*** INFORMATION PROVIDED ***

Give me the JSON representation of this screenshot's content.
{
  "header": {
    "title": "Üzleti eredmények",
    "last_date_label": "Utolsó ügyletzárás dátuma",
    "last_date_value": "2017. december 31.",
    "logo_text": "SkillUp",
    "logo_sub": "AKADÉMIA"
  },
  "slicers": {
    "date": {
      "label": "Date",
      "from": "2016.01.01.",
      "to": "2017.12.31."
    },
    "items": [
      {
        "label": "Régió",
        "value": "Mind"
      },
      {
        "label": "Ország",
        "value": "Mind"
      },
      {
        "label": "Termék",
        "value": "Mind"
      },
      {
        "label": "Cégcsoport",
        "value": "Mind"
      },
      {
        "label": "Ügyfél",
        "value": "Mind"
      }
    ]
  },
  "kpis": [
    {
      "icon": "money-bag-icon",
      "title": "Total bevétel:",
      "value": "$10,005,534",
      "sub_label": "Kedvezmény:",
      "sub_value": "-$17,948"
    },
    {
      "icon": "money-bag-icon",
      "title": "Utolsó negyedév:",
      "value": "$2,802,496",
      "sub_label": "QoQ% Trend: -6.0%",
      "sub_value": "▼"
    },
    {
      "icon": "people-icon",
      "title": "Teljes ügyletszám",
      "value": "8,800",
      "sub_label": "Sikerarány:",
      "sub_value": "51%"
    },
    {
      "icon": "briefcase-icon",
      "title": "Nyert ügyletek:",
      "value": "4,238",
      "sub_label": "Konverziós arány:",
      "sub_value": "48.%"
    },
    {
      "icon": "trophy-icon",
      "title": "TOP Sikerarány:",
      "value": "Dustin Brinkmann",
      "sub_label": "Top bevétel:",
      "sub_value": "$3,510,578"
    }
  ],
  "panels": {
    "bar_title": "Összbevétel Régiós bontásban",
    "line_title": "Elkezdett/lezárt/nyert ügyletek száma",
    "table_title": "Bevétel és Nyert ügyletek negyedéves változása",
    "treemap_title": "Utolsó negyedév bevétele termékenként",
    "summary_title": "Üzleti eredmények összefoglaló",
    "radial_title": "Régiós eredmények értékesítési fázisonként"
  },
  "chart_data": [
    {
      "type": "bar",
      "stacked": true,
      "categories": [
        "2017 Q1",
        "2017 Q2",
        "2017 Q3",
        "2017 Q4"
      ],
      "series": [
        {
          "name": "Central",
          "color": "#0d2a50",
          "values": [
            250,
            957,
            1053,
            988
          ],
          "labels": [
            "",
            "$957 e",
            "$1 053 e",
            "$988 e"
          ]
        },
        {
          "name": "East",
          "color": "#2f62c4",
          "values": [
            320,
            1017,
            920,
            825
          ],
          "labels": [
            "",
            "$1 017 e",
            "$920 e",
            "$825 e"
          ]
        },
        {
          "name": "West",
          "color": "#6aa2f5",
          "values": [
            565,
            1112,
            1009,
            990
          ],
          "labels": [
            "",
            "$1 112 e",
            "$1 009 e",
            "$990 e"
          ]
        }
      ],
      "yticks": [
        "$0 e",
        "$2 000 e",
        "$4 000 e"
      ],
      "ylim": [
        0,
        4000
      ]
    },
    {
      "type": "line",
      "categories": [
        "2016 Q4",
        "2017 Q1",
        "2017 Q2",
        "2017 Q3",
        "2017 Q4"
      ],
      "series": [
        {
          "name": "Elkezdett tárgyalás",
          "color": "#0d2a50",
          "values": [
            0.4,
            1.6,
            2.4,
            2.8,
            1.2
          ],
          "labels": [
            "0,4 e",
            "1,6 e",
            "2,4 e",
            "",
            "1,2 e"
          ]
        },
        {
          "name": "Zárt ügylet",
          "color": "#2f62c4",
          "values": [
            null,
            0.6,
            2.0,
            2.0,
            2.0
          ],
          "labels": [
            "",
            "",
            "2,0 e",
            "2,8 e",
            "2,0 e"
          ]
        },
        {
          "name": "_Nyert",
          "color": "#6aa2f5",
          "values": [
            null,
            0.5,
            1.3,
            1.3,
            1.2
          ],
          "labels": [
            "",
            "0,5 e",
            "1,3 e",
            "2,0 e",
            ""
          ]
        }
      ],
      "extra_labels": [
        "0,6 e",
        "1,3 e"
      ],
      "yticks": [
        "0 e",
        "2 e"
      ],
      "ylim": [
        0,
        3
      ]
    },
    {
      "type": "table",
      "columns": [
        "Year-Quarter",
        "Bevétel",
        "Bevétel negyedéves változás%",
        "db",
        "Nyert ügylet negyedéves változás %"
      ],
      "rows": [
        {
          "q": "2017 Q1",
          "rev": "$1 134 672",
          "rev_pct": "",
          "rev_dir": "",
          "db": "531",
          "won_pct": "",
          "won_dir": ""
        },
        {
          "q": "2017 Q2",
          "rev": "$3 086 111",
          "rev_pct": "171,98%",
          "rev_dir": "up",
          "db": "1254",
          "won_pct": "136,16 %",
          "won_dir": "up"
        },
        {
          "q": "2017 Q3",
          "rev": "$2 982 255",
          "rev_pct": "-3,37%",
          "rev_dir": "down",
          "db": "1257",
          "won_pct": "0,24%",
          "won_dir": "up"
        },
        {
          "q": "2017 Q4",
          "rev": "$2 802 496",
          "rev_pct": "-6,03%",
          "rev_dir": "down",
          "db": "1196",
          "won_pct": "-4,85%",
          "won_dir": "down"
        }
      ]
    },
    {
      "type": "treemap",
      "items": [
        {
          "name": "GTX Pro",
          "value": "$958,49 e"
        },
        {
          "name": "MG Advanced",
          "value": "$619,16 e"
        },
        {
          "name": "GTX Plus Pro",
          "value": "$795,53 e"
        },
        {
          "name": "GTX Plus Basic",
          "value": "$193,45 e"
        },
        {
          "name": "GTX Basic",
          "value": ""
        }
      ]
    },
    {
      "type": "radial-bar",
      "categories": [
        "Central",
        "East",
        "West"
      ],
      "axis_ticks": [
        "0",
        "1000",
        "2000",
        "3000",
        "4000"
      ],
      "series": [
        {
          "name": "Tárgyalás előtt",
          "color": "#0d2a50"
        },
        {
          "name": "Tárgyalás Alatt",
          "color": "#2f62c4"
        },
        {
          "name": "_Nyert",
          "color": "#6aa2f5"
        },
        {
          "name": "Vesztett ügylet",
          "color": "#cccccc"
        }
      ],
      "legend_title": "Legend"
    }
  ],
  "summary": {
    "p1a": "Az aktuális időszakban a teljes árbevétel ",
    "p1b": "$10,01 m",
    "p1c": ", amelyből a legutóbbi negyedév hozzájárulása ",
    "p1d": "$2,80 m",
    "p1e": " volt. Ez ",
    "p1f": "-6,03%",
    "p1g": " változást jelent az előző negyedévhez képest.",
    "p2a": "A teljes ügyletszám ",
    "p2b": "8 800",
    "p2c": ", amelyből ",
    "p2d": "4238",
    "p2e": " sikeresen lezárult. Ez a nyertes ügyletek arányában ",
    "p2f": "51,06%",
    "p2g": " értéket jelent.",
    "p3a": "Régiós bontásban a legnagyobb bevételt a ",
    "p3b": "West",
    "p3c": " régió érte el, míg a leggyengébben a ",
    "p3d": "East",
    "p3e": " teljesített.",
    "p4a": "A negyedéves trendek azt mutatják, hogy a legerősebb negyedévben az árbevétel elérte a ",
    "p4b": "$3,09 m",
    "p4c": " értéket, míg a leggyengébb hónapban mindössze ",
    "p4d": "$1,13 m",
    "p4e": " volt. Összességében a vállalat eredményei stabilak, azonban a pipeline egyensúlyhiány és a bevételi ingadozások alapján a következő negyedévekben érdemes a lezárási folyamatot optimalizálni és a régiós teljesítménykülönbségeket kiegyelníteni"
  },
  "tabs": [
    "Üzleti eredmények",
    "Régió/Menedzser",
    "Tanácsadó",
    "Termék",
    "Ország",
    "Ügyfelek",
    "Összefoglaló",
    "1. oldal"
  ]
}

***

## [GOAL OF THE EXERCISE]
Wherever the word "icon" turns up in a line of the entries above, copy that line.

## [WRITTEN SOLUTION]
      "icon": "money-bag-icon",
      "icon": "money-bag-icon",
      "icon": "people-icon",
      "icon": "briefcase-icon",
      "icon": "trophy-icon",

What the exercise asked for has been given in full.